• WHAT YOU HAVE TO DO
Each line of the data must be written out again verbatim; no image belongs in the copy.

• RECORD EXTRACTS
####

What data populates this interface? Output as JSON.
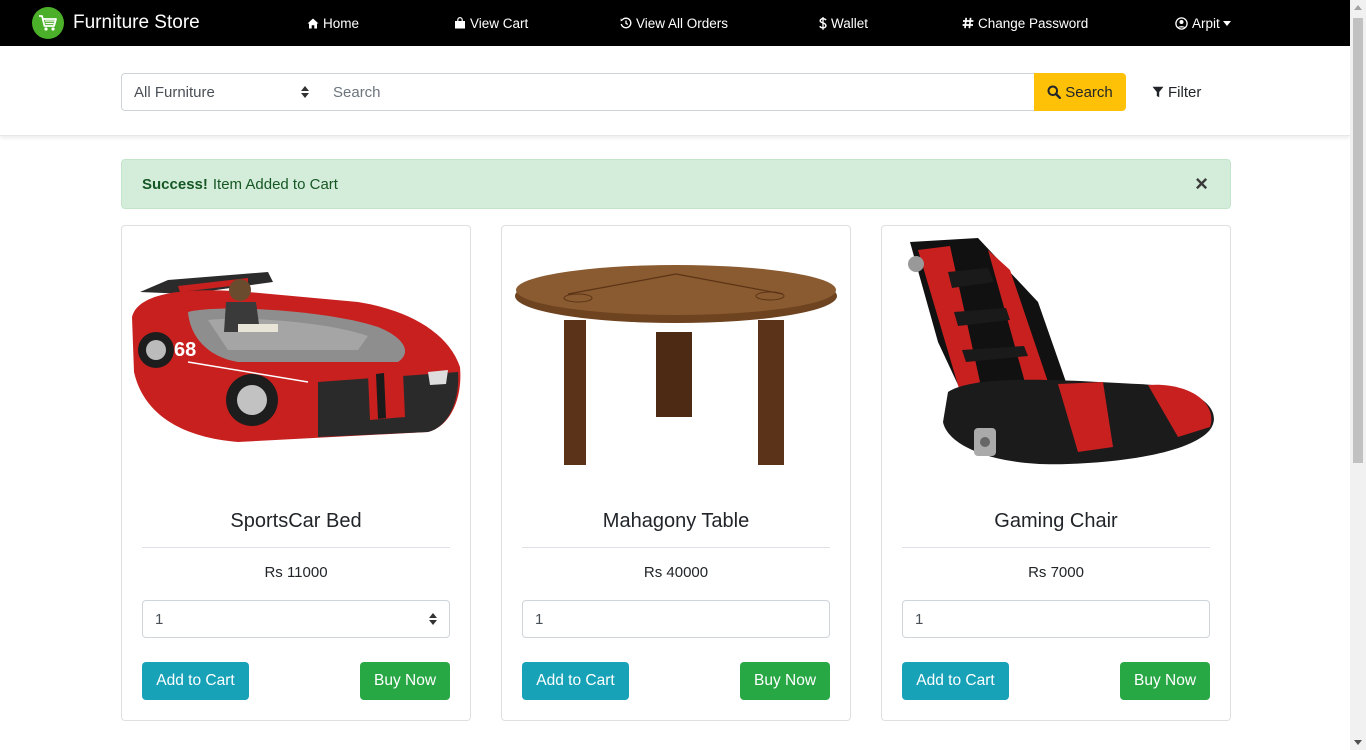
{
  "navbar": {
    "brand": "Furniture Store",
    "items": [
      {
        "label": "Home",
        "icon": "home-icon"
      },
      {
        "label": "View Cart",
        "icon": "shopping-bag-icon"
      },
      {
        "label": "View All Orders",
        "icon": "history-icon"
      },
      {
        "label": "Wallet",
        "icon": "dollar-icon"
      },
      {
        "label": "Change Password",
        "icon": "hash-icon"
      },
      {
        "label": "Arpit",
        "icon": "user-circle-icon"
      }
    ],
    "colors": {
      "background": "#000000",
      "logo": "#4caf2a"
    }
  },
  "search": {
    "category_selected": "All Furniture",
    "placeholder": "Search",
    "button_label": "Search",
    "filter_label": "Filter",
    "button_color": "#ffc107"
  },
  "alert": {
    "strong": "Success!",
    "message": "Item Added to Cart",
    "close": "×",
    "color": "#d4edda"
  },
  "products": [
    {
      "name": "SportsCar Bed",
      "price": "Rs 11000",
      "quantity": "1",
      "add_label": "Add to Cart",
      "buy_label": "Buy Now",
      "image": "red race car bed"
    },
    {
      "name": "Mahagony Table",
      "price": "Rs 40000",
      "quantity": "1",
      "add_label": "Add to Cart",
      "buy_label": "Buy Now",
      "image": "round wooden table"
    },
    {
      "name": "Gaming Chair",
      "price": "Rs 7000",
      "quantity": "1",
      "add_label": "Add to Cart",
      "buy_label": "Buy Now",
      "image": "black and red rocker gaming chair"
    }
  ],
  "button_colors": {
    "add_to_cart": "#17a2b8",
    "buy_now": "#28a745"
  }
}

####

• COMPLETED EXERCISE
What data populates this interface? Output as JSON.
{
  "navbar": {
    "brand": "Furniture Store",
    "items": [
      {
        "label": "Home",
        "icon": "home-icon"
      },
      {
        "label": "View Cart",
        "icon": "shopping-bag-icon"
      },
      {
        "label": "View All Orders",
        "icon": "history-icon"
      },
      {
        "label": "Wallet",
        "icon": "dollar-icon"
      },
      {
        "label": "Change Password",
        "icon": "hash-icon"
      },
      {
        "label": "Arpit",
        "icon": "user-circle-icon"
      }
    ],
    "colors": {
      "background": "#000000",
      "logo": "#4caf2a"
    }
  },
  "search": {
    "category_selected": "All Furniture",
    "placeholder": "Search",
    "button_label": "Search",
    "filter_label": "Filter",
    "button_color": "#ffc107"
  },
  "alert": {
    "strong": "Success!",
    "message": "Item Added to Cart",
    "close": "×",
    "color": "#d4edda"
  },
  "products": [
    {
      "name": "SportsCar Bed",
      "price": "Rs 11000",
      "quantity": "1",
      "add_label": "Add to Cart",
      "buy_label": "Buy Now",
      "image": "red race car bed"
    },
    {
      "name": "Mahagony Table",
      "price": "Rs 40000",
      "quantity": "1",
      "add_label": "Add to Cart",
      "buy_label": "Buy Now",
      "image": "round wooden table"
    },
    {
      "name": "Gaming Chair",
      "price": "Rs 7000",
      "quantity": "1",
      "add_label": "Add to Cart",
      "buy_label": "Buy Now",
      "image": "black and red rocker gaming chair"
    }
  ],
  "button_colors": {
    "add_to_cart": "#17a2b8",
    "buy_now": "#28a745"
  }
}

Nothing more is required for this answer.